◆ **SOURCE RECORDS**
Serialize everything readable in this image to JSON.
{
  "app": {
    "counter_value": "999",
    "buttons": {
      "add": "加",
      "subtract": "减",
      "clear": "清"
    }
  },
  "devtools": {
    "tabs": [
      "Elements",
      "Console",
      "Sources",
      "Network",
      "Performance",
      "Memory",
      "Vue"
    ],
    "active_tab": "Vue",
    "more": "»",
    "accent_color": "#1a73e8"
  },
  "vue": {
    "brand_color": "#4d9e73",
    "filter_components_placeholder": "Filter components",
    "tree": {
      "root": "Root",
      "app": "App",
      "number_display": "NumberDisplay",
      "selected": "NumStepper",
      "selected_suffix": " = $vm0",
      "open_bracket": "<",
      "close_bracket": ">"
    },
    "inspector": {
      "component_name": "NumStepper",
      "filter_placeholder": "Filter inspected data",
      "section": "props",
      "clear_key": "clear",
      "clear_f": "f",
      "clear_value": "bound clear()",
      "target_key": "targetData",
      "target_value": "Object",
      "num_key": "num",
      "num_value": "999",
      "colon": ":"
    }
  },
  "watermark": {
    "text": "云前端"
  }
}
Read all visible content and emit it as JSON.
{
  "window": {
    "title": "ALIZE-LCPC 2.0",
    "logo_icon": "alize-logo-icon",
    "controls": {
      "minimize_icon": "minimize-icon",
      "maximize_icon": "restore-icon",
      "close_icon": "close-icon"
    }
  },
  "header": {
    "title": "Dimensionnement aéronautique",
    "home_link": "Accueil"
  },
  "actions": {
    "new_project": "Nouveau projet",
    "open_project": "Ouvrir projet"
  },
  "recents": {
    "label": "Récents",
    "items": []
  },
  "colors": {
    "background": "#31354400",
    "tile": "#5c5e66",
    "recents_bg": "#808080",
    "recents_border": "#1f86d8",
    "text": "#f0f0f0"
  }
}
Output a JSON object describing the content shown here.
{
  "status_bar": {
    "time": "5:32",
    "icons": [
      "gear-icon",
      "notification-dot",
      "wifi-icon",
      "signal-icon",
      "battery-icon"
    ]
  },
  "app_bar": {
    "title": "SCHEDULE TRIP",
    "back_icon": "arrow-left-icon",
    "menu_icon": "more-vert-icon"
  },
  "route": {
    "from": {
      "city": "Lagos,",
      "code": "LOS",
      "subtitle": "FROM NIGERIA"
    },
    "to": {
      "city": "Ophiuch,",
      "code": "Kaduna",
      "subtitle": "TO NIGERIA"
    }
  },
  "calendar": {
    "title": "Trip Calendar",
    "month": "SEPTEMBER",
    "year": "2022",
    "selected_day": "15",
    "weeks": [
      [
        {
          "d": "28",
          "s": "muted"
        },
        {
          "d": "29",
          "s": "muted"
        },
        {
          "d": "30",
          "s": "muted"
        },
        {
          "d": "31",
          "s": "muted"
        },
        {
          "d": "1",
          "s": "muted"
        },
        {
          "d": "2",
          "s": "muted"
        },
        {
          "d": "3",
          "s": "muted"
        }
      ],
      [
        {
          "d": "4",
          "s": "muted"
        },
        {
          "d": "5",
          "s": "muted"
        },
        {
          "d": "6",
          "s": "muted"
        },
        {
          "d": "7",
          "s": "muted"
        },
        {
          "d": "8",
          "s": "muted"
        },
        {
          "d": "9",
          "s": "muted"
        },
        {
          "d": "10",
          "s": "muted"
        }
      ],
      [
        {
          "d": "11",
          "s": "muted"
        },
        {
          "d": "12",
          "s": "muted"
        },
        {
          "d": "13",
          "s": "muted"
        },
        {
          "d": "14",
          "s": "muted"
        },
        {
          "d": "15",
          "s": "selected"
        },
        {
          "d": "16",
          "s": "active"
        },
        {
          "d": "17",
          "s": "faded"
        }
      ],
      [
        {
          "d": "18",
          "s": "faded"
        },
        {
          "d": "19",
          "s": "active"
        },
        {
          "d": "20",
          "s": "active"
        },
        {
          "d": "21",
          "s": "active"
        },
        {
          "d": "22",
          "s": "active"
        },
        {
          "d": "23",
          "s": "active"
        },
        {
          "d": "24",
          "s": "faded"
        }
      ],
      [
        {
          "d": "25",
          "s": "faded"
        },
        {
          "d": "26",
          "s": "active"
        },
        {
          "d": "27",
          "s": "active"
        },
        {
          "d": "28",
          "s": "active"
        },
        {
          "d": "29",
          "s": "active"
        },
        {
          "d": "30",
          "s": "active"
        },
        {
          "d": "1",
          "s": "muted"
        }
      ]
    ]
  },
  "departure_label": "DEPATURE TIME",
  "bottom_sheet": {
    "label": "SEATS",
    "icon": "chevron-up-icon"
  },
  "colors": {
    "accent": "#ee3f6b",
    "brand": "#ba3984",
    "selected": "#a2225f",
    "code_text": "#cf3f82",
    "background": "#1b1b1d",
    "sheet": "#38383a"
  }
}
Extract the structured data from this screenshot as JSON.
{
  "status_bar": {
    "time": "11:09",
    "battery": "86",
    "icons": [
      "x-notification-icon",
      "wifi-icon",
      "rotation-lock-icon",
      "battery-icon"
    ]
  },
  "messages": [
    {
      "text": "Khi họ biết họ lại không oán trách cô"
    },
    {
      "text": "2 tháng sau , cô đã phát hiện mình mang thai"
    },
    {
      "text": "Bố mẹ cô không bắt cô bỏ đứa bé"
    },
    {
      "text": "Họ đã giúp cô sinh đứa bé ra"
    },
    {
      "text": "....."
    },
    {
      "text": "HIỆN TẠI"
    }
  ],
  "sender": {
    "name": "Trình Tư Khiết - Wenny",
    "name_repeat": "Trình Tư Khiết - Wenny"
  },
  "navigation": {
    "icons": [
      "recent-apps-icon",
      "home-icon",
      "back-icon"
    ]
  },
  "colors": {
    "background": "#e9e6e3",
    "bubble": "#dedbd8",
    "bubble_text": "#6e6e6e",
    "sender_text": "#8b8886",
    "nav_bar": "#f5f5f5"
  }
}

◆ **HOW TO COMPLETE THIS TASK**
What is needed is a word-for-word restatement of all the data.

◆ **RESPONSE TO THIS TASK**
Serialize everything readable in this image to JSON.
{
  "app": {
    "counter_value": "999",
    "buttons": {
      "add": "加",
      "subtract": "减",
      "clear": "清"
    }
  },
  "devtools": {
    "tabs": [
      "Elements",
      "Console",
      "Sources",
      "Network",
      "Performance",
      "Memory",
      "Vue"
    ],
    "active_tab": "Vue",
    "more": "»",
    "accent_color": "#1a73e8"
  },
  "vue": {
    "brand_color": "#4d9e73",
    "filter_components_placeholder": "Filter components",
    "tree": {
      "root": "Root",
      "app": "App",
      "number_display": "NumberDisplay",
      "selected": "NumStepper",
      "selected_suffix": " = $vm0",
      "open_bracket": "<",
      "close_bracket": ">"
    },
    "inspector": {
      "component_name": "NumStepper",
      "filter_placeholder": "Filter inspected data",
      "section": "props",
      "clear_key": "clear",
      "clear_f": "f",
      "clear_value": "bound clear()",
      "target_key": "targetData",
      "target_value": "Object",
      "num_key": "num",
      "num_value": "999",
      "colon": ":"
    }
  },
  "watermark": {
    "text": "云前端"
  }
}
Read all visible content and emit it as JSON.
{
  "window": {
    "title": "ALIZE-LCPC 2.0",
    "logo_icon": "alize-logo-icon",
    "controls": {
      "minimize_icon": "minimize-icon",
      "maximize_icon": "restore-icon",
      "close_icon": "close-icon"
    }
  },
  "header": {
    "title": "Dimensionnement aéronautique",
    "home_link": "Accueil"
  },
  "actions": {
    "new_project": "Nouveau projet",
    "open_project": "Ouvrir projet"
  },
  "recents": {
    "label": "Récents",
    "items": []
  },
  "colors": {
    "background": "#31354400",
    "tile": "#5c5e66",
    "recents_bg": "#808080",
    "recents_border": "#1f86d8",
    "text": "#f0f0f0"
  }
}
Output a JSON object describing the content shown here.
{
  "status_bar": {
    "time": "5:32",
    "icons": [
      "gear-icon",
      "notification-dot",
      "wifi-icon",
      "signal-icon",
      "battery-icon"
    ]
  },
  "app_bar": {
    "title": "SCHEDULE TRIP",
    "back_icon": "arrow-left-icon",
    "menu_icon": "more-vert-icon"
  },
  "route": {
    "from": {
      "city": "Lagos,",
      "code": "LOS",
      "subtitle": "FROM NIGERIA"
    },
    "to": {
      "city": "Ophiuch,",
      "code": "Kaduna",
      "subtitle": "TO NIGERIA"
    }
  },
  "calendar": {
    "title": "Trip Calendar",
    "month": "SEPTEMBER",
    "year": "2022",
    "selected_day": "15",
    "weeks": [
      [
        {
          "d": "28",
          "s": "muted"
        },
        {
          "d": "29",
          "s": "muted"
        },
        {
          "d": "30",
          "s": "muted"
        },
        {
          "d": "31",
          "s": "muted"
        },
        {
          "d": "1",
          "s": "muted"
        },
        {
          "d": "2",
          "s": "muted"
        },
        {
          "d": "3",
          "s": "muted"
        }
      ],
      [
        {
          "d": "4",
          "s": "muted"
        },
        {
          "d": "5",
          "s": "muted"
        },
        {
          "d": "6",
          "s": "muted"
        },
        {
          "d": "7",
          "s": "muted"
        },
        {
          "d": "8",
          "s": "muted"
        },
        {
          "d": "9",
          "s": "muted"
        },
        {
          "d": "10",
          "s": "muted"
        }
      ],
      [
        {
          "d": "11",
          "s": "muted"
        },
        {
          "d": "12",
          "s": "muted"
        },
        {
          "d": "13",
          "s": "muted"
        },
        {
          "d": "14",
          "s": "muted"
        },
        {
          "d": "15",
          "s": "selected"
        },
        {
          "d": "16",
          "s": "active"
        },
        {
          "d": "17",
          "s": "faded"
        }
      ],
      [
        {
          "d": "18",
          "s": "faded"
        },
        {
          "d": "19",
          "s": "active"
        },
        {
          "d": "20",
          "s": "active"
        },
        {
          "d": "21",
          "s": "active"
        },
        {
          "d": "22",
          "s": "active"
        },
        {
          "d": "23",
          "s": "active"
        },
        {
          "d": "24",
          "s": "faded"
        }
      ],
      [
        {
          "d": "25",
          "s": "faded"
        },
        {
          "d": "26",
          "s": "active"
        },
        {
          "d": "27",
          "s": "active"
        },
        {
          "d": "28",
          "s": "active"
        },
        {
          "d": "29",
          "s": "active"
        },
        {
          "d": "30",
          "s": "active"
        },
        {
          "d": "1",
          "s": "muted"
        }
      ]
    ]
  },
  "departure_label": "DEPATURE TIME",
  "bottom_sheet": {
    "label": "SEATS",
    "icon": "chevron-up-icon"
  },
  "colors": {
    "accent": "#ee3f6b",
    "brand": "#ba3984",
    "selected": "#a2225f",
    "code_text": "#cf3f82",
    "background": "#1b1b1d",
    "sheet": "#38383a"
  }
}
Extract the structured data from this screenshot as JSON.
{
  "status_bar": {
    "time": "11:09",
    "battery": "86",
    "icons": [
      "x-notification-icon",
      "wifi-icon",
      "rotation-lock-icon",
      "battery-icon"
    ]
  },
  "messages": [
    {
      "text": "Khi họ biết họ lại không oán trách cô"
    },
    {
      "text": "2 tháng sau , cô đã phát hiện mình mang thai"
    },
    {
      "text": "Bố mẹ cô không bắt cô bỏ đứa bé"
    },
    {
      "text": "Họ đã giúp cô sinh đứa bé ra"
    },
    {
      "text": "....."
    },
    {
      "text": "HIỆN TẠI"
    }
  ],
  "sender": {
    "name": "Trình Tư Khiết - Wenny",
    "name_repeat": "Trình Tư Khiết - Wenny"
  },
  "navigation": {
    "icons": [
      "recent-apps-icon",
      "home-icon",
      "back-icon"
    ]
  },
  "colors": {
    "background": "#e9e6e3",
    "bubble": "#dedbd8",
    "bubble_text": "#6e6e6e",
    "sender_text": "#8b8886",
    "nav_bar": "#f5f5f5"
  }
}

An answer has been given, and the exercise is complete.